ABOUT THIS TASK: What is needed is every line from the one holding "Enumerate this screenshot's" to the last line of the data below, printed exactly and without pictures.

SUPPLIED MATERIAL:
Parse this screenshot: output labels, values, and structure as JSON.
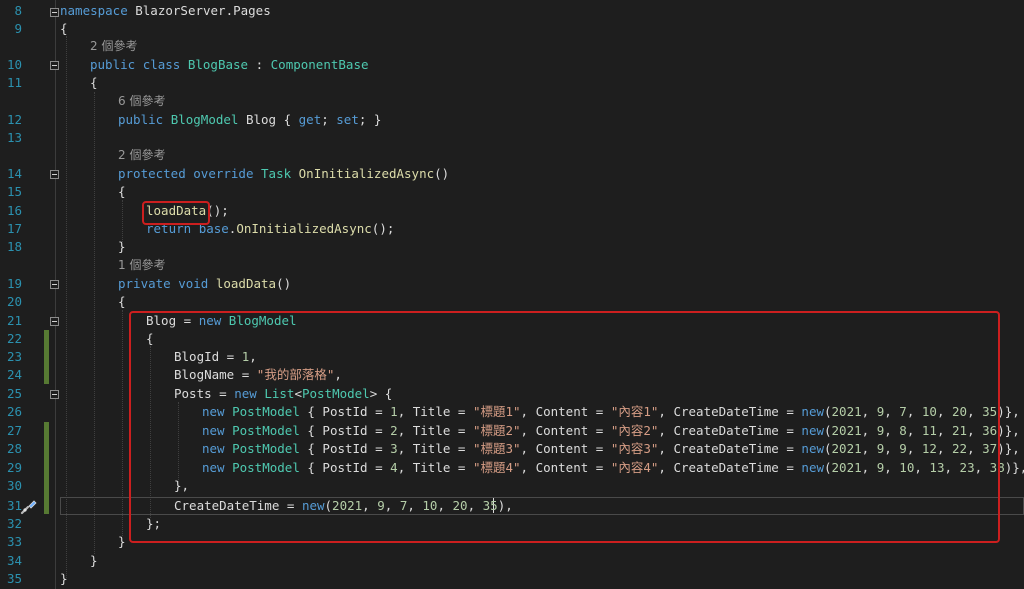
{
  "colors": {
    "background": "#1e1e1e",
    "line_number": "#2b91af",
    "keyword": "#569cd6",
    "type": "#4ec9b0",
    "string": "#d69d85",
    "method": "#dcdcaa",
    "number": "#b5cea8",
    "text": "#dcdcdc",
    "codelens": "#999999",
    "highlight_border": "#cc1f1f",
    "change_bar": "#577a33"
  },
  "icons": {
    "fold": "collapse-box-icon",
    "quick_actions": "screwdriver-brush-icon"
  },
  "line_numbers": [
    "8",
    "9",
    "10",
    "11",
    "12",
    "13",
    "14",
    "15",
    "16",
    "17",
    "18",
    "19",
    "20",
    "21",
    "22",
    "23",
    "24",
    "25",
    "26",
    "27",
    "28",
    "29",
    "30",
    "31",
    "32",
    "33",
    "34",
    "35"
  ],
  "codelens": {
    "blogbase": "2 個參考",
    "blog_property": "6 個參考",
    "on_initialized": "2 個參考",
    "load_data": "1 個參考"
  },
  "code": {
    "l8": [
      [
        "k",
        "namespace"
      ],
      [
        "p",
        " BlazorServer.Pages"
      ]
    ],
    "l9": [
      [
        "p",
        "{"
      ]
    ],
    "l10": [
      [
        "k",
        "public"
      ],
      [
        "p",
        " "
      ],
      [
        "k",
        "class"
      ],
      [
        "p",
        " "
      ],
      [
        "t",
        "BlogBase"
      ],
      [
        "p",
        " : "
      ],
      [
        "t",
        "ComponentBase"
      ]
    ],
    "l11": [
      [
        "p",
        "{"
      ]
    ],
    "l12": [
      [
        "k",
        "public"
      ],
      [
        "p",
        " "
      ],
      [
        "t",
        "BlogModel"
      ],
      [
        "p",
        " Blog { "
      ],
      [
        "k",
        "get"
      ],
      [
        "p",
        "; "
      ],
      [
        "k",
        "set"
      ],
      [
        "p",
        "; }"
      ]
    ],
    "l13": [],
    "l14": [
      [
        "k",
        "protected"
      ],
      [
        "p",
        " "
      ],
      [
        "k",
        "override"
      ],
      [
        "p",
        " "
      ],
      [
        "t",
        "Task"
      ],
      [
        "p",
        " "
      ],
      [
        "m",
        "OnInitializedAsync"
      ],
      [
        "p",
        "()"
      ]
    ],
    "l15": [
      [
        "p",
        "{"
      ]
    ],
    "l16": [
      [
        "m",
        "loadData"
      ],
      [
        "p",
        "();"
      ]
    ],
    "l17": [
      [
        "k",
        "return"
      ],
      [
        "p",
        " "
      ],
      [
        "k",
        "base"
      ],
      [
        "p",
        "."
      ],
      [
        "m",
        "OnInitializedAsync"
      ],
      [
        "p",
        "();"
      ]
    ],
    "l18": [
      [
        "p",
        "}"
      ]
    ],
    "l19": [
      [
        "k",
        "private"
      ],
      [
        "p",
        " "
      ],
      [
        "k",
        "void"
      ],
      [
        "p",
        " "
      ],
      [
        "m",
        "loadData"
      ],
      [
        "p",
        "()"
      ]
    ],
    "l20": [
      [
        "p",
        "{"
      ]
    ],
    "l21": [
      [
        "p",
        "Blog = "
      ],
      [
        "k",
        "new"
      ],
      [
        "p",
        " "
      ],
      [
        "t",
        "BlogModel"
      ]
    ],
    "l22": [
      [
        "p",
        "{"
      ]
    ],
    "l23": [
      [
        "p",
        "BlogId = "
      ],
      [
        "n",
        "1"
      ],
      [
        "p",
        ","
      ]
    ],
    "l24": [
      [
        "p",
        "BlogName = "
      ],
      [
        "s",
        "\"我的部落格\""
      ],
      [
        "p",
        ","
      ]
    ],
    "l25": [
      [
        "p",
        "Posts = "
      ],
      [
        "k",
        "new"
      ],
      [
        "p",
        " "
      ],
      [
        "t",
        "List"
      ],
      [
        "p",
        "<"
      ],
      [
        "t",
        "PostModel"
      ],
      [
        "p",
        "> {"
      ]
    ],
    "l26": [
      [
        "k",
        "new"
      ],
      [
        "p",
        " "
      ],
      [
        "t",
        "PostModel"
      ],
      [
        "p",
        " { PostId = "
      ],
      [
        "n",
        "1"
      ],
      [
        "p",
        ", Title = "
      ],
      [
        "s",
        "\"標題1\""
      ],
      [
        "p",
        ", Content = "
      ],
      [
        "s",
        "\"內容1\""
      ],
      [
        "p",
        ", CreateDateTime = "
      ],
      [
        "k",
        "new"
      ],
      [
        "p",
        "("
      ],
      [
        "n",
        "2021"
      ],
      [
        "p",
        ", "
      ],
      [
        "n",
        "9"
      ],
      [
        "p",
        ", "
      ],
      [
        "n",
        "7"
      ],
      [
        "p",
        ", "
      ],
      [
        "n",
        "10"
      ],
      [
        "p",
        ", "
      ],
      [
        "n",
        "20"
      ],
      [
        "p",
        ", "
      ],
      [
        "n",
        "35"
      ],
      [
        "p",
        ")},"
      ]
    ],
    "l27": [
      [
        "k",
        "new"
      ],
      [
        "p",
        " "
      ],
      [
        "t",
        "PostModel"
      ],
      [
        "p",
        " { PostId = "
      ],
      [
        "n",
        "2"
      ],
      [
        "p",
        ", Title = "
      ],
      [
        "s",
        "\"標題2\""
      ],
      [
        "p",
        ", Content = "
      ],
      [
        "s",
        "\"內容2\""
      ],
      [
        "p",
        ", CreateDateTime = "
      ],
      [
        "k",
        "new"
      ],
      [
        "p",
        "("
      ],
      [
        "n",
        "2021"
      ],
      [
        "p",
        ", "
      ],
      [
        "n",
        "9"
      ],
      [
        "p",
        ", "
      ],
      [
        "n",
        "8"
      ],
      [
        "p",
        ", "
      ],
      [
        "n",
        "11"
      ],
      [
        "p",
        ", "
      ],
      [
        "n",
        "21"
      ],
      [
        "p",
        ", "
      ],
      [
        "n",
        "36"
      ],
      [
        "p",
        ")},"
      ]
    ],
    "l28": [
      [
        "k",
        "new"
      ],
      [
        "p",
        " "
      ],
      [
        "t",
        "PostModel"
      ],
      [
        "p",
        " { PostId = "
      ],
      [
        "n",
        "3"
      ],
      [
        "p",
        ", Title = "
      ],
      [
        "s",
        "\"標題3\""
      ],
      [
        "p",
        ", Content = "
      ],
      [
        "s",
        "\"內容3\""
      ],
      [
        "p",
        ", CreateDateTime = "
      ],
      [
        "k",
        "new"
      ],
      [
        "p",
        "("
      ],
      [
        "n",
        "2021"
      ],
      [
        "p",
        ", "
      ],
      [
        "n",
        "9"
      ],
      [
        "p",
        ", "
      ],
      [
        "n",
        "9"
      ],
      [
        "p",
        ", "
      ],
      [
        "n",
        "12"
      ],
      [
        "p",
        ", "
      ],
      [
        "n",
        "22"
      ],
      [
        "p",
        ", "
      ],
      [
        "n",
        "37"
      ],
      [
        "p",
        ")},"
      ]
    ],
    "l29": [
      [
        "k",
        "new"
      ],
      [
        "p",
        " "
      ],
      [
        "t",
        "PostModel"
      ],
      [
        "p",
        " { PostId = "
      ],
      [
        "n",
        "4"
      ],
      [
        "p",
        ", Title = "
      ],
      [
        "s",
        "\"標題4\""
      ],
      [
        "p",
        ", Content = "
      ],
      [
        "s",
        "\"內容4\""
      ],
      [
        "p",
        ", CreateDateTime = "
      ],
      [
        "k",
        "new"
      ],
      [
        "p",
        "("
      ],
      [
        "n",
        "2021"
      ],
      [
        "p",
        ", "
      ],
      [
        "n",
        "9"
      ],
      [
        "p",
        ", "
      ],
      [
        "n",
        "10"
      ],
      [
        "p",
        ", "
      ],
      [
        "n",
        "13"
      ],
      [
        "p",
        ", "
      ],
      [
        "n",
        "23"
      ],
      [
        "p",
        ", "
      ],
      [
        "n",
        "38"
      ],
      [
        "p",
        ")},"
      ]
    ],
    "l30": [
      [
        "p",
        "},"
      ]
    ],
    "l31": [
      [
        "p",
        "CreateDateTime = "
      ],
      [
        "k",
        "new"
      ],
      [
        "p",
        "("
      ],
      [
        "n",
        "2021"
      ],
      [
        "p",
        ", "
      ],
      [
        "n",
        "9"
      ],
      [
        "p",
        ", "
      ],
      [
        "n",
        "7"
      ],
      [
        "p",
        ", "
      ],
      [
        "n",
        "10"
      ],
      [
        "p",
        ", "
      ],
      [
        "n",
        "20"
      ],
      [
        "p",
        ", "
      ],
      [
        "n",
        "35"
      ],
      [
        "p",
        "),"
      ]
    ],
    "l32": [
      [
        "p",
        "};"
      ]
    ],
    "l33": [
      [
        "p",
        "}"
      ]
    ],
    "l34": [
      [
        "p",
        "}"
      ]
    ],
    "l35": [
      [
        "p",
        "}"
      ]
    ]
  }
}
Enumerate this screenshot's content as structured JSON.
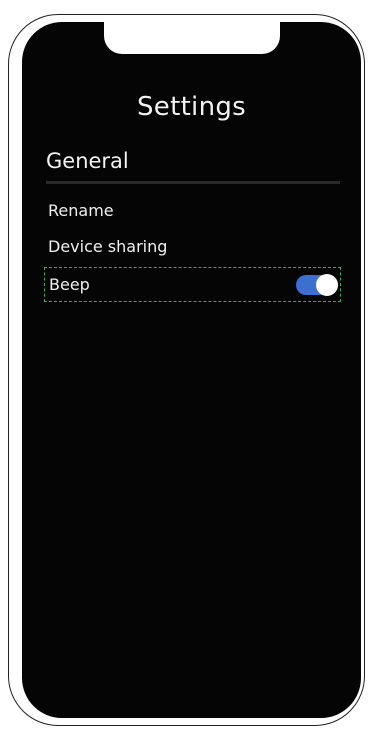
{
  "header": {
    "title": "Settings"
  },
  "sections": [
    {
      "title": "General",
      "items": [
        {
          "label": "Rename"
        },
        {
          "label": "Device sharing"
        },
        {
          "label": "Beep",
          "toggle_on": true
        }
      ]
    }
  ],
  "colors": {
    "screen_background": "#050505",
    "text": "#f0f0f0",
    "toggle_on": "#3d6fd1",
    "highlight_border": "#3fa84a"
  }
}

YOUR RESPONSE:
Enumerate this screenshot's content as structured JSON.
{
  "header": {
    "title": "Settings"
  },
  "sections": [
    {
      "title": "General",
      "items": [
        {
          "label": "Rename"
        },
        {
          "label": "Device sharing"
        },
        {
          "label": "Beep",
          "toggle_on": true
        }
      ]
    }
  ],
  "colors": {
    "screen_background": "#050505",
    "text": "#f0f0f0",
    "toggle_on": "#3d6fd1",
    "highlight_border": "#3fa84a"
  }
}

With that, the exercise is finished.